*** EXERCISE INPUT Section Begins ***

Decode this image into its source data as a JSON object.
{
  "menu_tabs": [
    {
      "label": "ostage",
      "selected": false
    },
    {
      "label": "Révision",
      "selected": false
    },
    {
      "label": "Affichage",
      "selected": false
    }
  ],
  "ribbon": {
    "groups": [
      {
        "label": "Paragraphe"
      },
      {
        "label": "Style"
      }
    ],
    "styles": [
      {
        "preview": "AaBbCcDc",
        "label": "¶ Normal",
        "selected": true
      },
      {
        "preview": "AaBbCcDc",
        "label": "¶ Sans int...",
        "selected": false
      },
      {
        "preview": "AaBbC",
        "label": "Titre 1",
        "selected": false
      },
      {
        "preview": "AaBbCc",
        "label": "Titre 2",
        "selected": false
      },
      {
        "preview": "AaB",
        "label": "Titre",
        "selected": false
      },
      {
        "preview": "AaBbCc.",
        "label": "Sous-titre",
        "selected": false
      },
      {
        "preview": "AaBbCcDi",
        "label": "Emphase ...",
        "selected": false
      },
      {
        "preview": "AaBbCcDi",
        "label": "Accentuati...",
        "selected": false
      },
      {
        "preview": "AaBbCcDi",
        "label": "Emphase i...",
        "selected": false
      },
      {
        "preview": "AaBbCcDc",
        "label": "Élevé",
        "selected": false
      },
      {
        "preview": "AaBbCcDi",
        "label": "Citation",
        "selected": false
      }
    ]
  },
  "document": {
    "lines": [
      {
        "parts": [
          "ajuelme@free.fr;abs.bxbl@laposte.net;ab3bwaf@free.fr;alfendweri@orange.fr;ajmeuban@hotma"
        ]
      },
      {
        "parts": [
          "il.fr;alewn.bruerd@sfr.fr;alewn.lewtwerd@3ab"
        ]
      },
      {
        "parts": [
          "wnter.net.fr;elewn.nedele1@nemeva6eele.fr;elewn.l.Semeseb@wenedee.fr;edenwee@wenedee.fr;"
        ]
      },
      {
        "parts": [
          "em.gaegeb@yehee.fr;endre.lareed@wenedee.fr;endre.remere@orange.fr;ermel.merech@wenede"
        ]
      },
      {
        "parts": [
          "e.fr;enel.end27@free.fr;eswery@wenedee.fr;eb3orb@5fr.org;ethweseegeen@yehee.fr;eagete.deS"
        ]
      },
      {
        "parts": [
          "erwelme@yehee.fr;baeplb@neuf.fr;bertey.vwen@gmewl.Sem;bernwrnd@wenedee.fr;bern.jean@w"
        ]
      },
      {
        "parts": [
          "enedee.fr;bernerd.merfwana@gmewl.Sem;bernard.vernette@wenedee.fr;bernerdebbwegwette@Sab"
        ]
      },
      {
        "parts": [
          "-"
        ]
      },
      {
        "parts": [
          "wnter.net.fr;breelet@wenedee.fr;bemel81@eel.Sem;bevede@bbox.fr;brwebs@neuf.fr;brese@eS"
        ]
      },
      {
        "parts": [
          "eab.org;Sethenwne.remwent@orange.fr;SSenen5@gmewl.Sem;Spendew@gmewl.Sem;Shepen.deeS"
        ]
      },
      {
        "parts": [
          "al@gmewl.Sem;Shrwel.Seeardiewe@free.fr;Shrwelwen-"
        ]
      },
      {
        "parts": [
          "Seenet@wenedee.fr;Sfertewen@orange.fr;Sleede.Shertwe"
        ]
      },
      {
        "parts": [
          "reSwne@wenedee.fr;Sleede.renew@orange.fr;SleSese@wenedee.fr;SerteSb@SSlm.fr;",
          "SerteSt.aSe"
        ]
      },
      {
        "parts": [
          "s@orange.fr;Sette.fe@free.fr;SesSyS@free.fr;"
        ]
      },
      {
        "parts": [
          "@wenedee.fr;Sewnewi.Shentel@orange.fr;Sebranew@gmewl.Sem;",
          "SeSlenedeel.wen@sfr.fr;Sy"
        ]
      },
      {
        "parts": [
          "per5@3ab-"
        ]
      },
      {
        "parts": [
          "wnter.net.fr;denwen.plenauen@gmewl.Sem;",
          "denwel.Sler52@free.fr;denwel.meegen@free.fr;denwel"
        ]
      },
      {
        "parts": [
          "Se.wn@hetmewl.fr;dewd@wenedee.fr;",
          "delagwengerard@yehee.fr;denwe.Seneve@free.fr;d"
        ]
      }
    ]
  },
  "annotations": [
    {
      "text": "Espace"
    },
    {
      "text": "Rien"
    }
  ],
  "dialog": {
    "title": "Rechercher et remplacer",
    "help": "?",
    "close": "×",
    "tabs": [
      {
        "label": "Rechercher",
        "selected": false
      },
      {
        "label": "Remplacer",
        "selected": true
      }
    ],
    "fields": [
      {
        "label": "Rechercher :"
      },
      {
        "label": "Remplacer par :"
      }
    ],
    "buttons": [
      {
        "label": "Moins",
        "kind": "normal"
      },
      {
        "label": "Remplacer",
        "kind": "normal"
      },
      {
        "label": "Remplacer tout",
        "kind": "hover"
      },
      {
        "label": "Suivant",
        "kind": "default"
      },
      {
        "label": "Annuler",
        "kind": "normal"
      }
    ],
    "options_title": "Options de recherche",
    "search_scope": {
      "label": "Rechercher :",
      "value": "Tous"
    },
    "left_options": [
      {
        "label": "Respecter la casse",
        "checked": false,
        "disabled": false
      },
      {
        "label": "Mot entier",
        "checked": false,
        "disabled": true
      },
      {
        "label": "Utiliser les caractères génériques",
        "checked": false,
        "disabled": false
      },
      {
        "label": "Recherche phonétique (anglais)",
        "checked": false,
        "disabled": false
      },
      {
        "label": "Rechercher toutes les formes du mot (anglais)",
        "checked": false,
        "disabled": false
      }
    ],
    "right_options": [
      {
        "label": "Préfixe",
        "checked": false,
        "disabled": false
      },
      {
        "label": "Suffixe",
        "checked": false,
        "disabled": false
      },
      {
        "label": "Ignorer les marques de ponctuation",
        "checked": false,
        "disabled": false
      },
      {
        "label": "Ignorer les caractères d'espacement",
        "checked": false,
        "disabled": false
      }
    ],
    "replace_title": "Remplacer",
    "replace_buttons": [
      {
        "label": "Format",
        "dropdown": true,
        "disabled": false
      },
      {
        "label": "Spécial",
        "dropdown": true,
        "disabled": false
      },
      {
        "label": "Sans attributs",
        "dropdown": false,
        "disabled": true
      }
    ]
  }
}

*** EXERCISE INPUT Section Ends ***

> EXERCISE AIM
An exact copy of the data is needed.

> FINISHED EXERCISE
Decode this image into its source data as a JSON object.
{
  "menu_tabs": [
    {
      "label": "ostage",
      "selected": false
    },
    {
      "label": "Révision",
      "selected": false
    },
    {
      "label": "Affichage",
      "selected": false
    }
  ],
  "ribbon": {
    "groups": [
      {
        "label": "Paragraphe"
      },
      {
        "label": "Style"
      }
    ],
    "styles": [
      {
        "preview": "AaBbCcDc",
        "label": "¶ Normal",
        "selected": true
      },
      {
        "preview": "AaBbCcDc",
        "label": "¶ Sans int...",
        "selected": false
      },
      {
        "preview": "AaBbC",
        "label": "Titre 1",
        "selected": false
      },
      {
        "preview": "AaBbCc",
        "label": "Titre 2",
        "selected": false
      },
      {
        "preview": "AaB",
        "label": "Titre",
        "selected": false
      },
      {
        "preview": "AaBbCc.",
        "label": "Sous-titre",
        "selected": false
      },
      {
        "preview": "AaBbCcDi",
        "label": "Emphase ...",
        "selected": false
      },
      {
        "preview": "AaBbCcDi",
        "label": "Accentuati...",
        "selected": false
      },
      {
        "preview": "AaBbCcDi",
        "label": "Emphase i...",
        "selected": false
      },
      {
        "preview": "AaBbCcDc",
        "label": "Élevé",
        "selected": false
      },
      {
        "preview": "AaBbCcDi",
        "label": "Citation",
        "selected": false
      }
    ]
  },
  "document": {
    "lines": [
      {
        "parts": [
          "ajuelme@free.fr;abs.bxbl@laposte.net;ab3bwaf@free.fr;alfendweri@orange.fr;ajmeuban@hotma"
        ]
      },
      {
        "parts": [
          "il.fr;alewn.bruerd@sfr.fr;alewn.lewtwerd@3ab"
        ]
      },
      {
        "parts": [
          "wnter.net.fr;elewn.nedele1@nemeva6eele.fr;elewn.l.Semeseb@wenedee.fr;edenwee@wenedee.fr;"
        ]
      },
      {
        "parts": [
          "em.gaegeb@yehee.fr;endre.lareed@wenedee.fr;endre.remere@orange.fr;ermel.merech@wenede"
        ]
      },
      {
        "parts": [
          "e.fr;enel.end27@free.fr;eswery@wenedee.fr;eb3orb@5fr.org;ethweseegeen@yehee.fr;eagete.deS"
        ]
      },
      {
        "parts": [
          "erwelme@yehee.fr;baeplb@neuf.fr;bertey.vwen@gmewl.Sem;bernwrnd@wenedee.fr;bern.jean@w"
        ]
      },
      {
        "parts": [
          "enedee.fr;bernerd.merfwana@gmewl.Sem;bernard.vernette@wenedee.fr;bernerdebbwegwette@Sab"
        ]
      },
      {
        "parts": [
          "-"
        ]
      },
      {
        "parts": [
          "wnter.net.fr;breelet@wenedee.fr;bemel81@eel.Sem;bevede@bbox.fr;brwebs@neuf.fr;brese@eS"
        ]
      },
      {
        "parts": [
          "eab.org;Sethenwne.remwent@orange.fr;SSenen5@gmewl.Sem;Spendew@gmewl.Sem;Shepen.deeS"
        ]
      },
      {
        "parts": [
          "al@gmewl.Sem;Shrwel.Seeardiewe@free.fr;Shrwelwen-"
        ]
      },
      {
        "parts": [
          "Seenet@wenedee.fr;Sfertewen@orange.fr;Sleede.Shertwe"
        ]
      },
      {
        "parts": [
          "reSwne@wenedee.fr;Sleede.renew@orange.fr;SleSese@wenedee.fr;SerteSb@SSlm.fr;",
          "SerteSt.aSe"
        ]
      },
      {
        "parts": [
          "s@orange.fr;Sette.fe@free.fr;SesSyS@free.fr;"
        ]
      },
      {
        "parts": [
          "@wenedee.fr;Sewnewi.Shentel@orange.fr;Sebranew@gmewl.Sem;",
          "SeSlenedeel.wen@sfr.fr;Sy"
        ]
      },
      {
        "parts": [
          "per5@3ab-"
        ]
      },
      {
        "parts": [
          "wnter.net.fr;denwen.plenauen@gmewl.Sem;",
          "denwel.Sler52@free.fr;denwel.meegen@free.fr;denwel"
        ]
      },
      {
        "parts": [
          "Se.wn@hetmewl.fr;dewd@wenedee.fr;",
          "delagwengerard@yehee.fr;denwe.Seneve@free.fr;d"
        ]
      }
    ]
  },
  "annotations": [
    {
      "text": "Espace"
    },
    {
      "text": "Rien"
    }
  ],
  "dialog": {
    "title": "Rechercher et remplacer",
    "help": "?",
    "close": "×",
    "tabs": [
      {
        "label": "Rechercher",
        "selected": false
      },
      {
        "label": "Remplacer",
        "selected": true
      }
    ],
    "fields": [
      {
        "label": "Rechercher :"
      },
      {
        "label": "Remplacer par :"
      }
    ],
    "buttons": [
      {
        "label": "Moins",
        "kind": "normal"
      },
      {
        "label": "Remplacer",
        "kind": "normal"
      },
      {
        "label": "Remplacer tout",
        "kind": "hover"
      },
      {
        "label": "Suivant",
        "kind": "default"
      },
      {
        "label": "Annuler",
        "kind": "normal"
      }
    ],
    "options_title": "Options de recherche",
    "search_scope": {
      "label": "Rechercher :",
      "value": "Tous"
    },
    "left_options": [
      {
        "label": "Respecter la casse",
        "checked": false,
        "disabled": false
      },
      {
        "label": "Mot entier",
        "checked": false,
        "disabled": true
      },
      {
        "label": "Utiliser les caractères génériques",
        "checked": false,
        "disabled": false
      },
      {
        "label": "Recherche phonétique (anglais)",
        "checked": false,
        "disabled": false
      },
      {
        "label": "Rechercher toutes les formes du mot (anglais)",
        "checked": false,
        "disabled": false
      }
    ],
    "right_options": [
      {
        "label": "Préfixe",
        "checked": false,
        "disabled": false
      },
      {
        "label": "Suffixe",
        "checked": false,
        "disabled": false
      },
      {
        "label": "Ignorer les marques de ponctuation",
        "checked": false,
        "disabled": false
      },
      {
        "label": "Ignorer les caractères d'espacement",
        "checked": false,
        "disabled": false
      }
    ],
    "replace_title": "Remplacer",
    "replace_buttons": [
      {
        "label": "Format",
        "dropdown": true,
        "disabled": false
      },
      {
        "label": "Spécial",
        "dropdown": true,
        "disabled": false
      },
      {
        "label": "Sans attributs",
        "dropdown": false,
        "disabled": true
      }
    ]
  }
}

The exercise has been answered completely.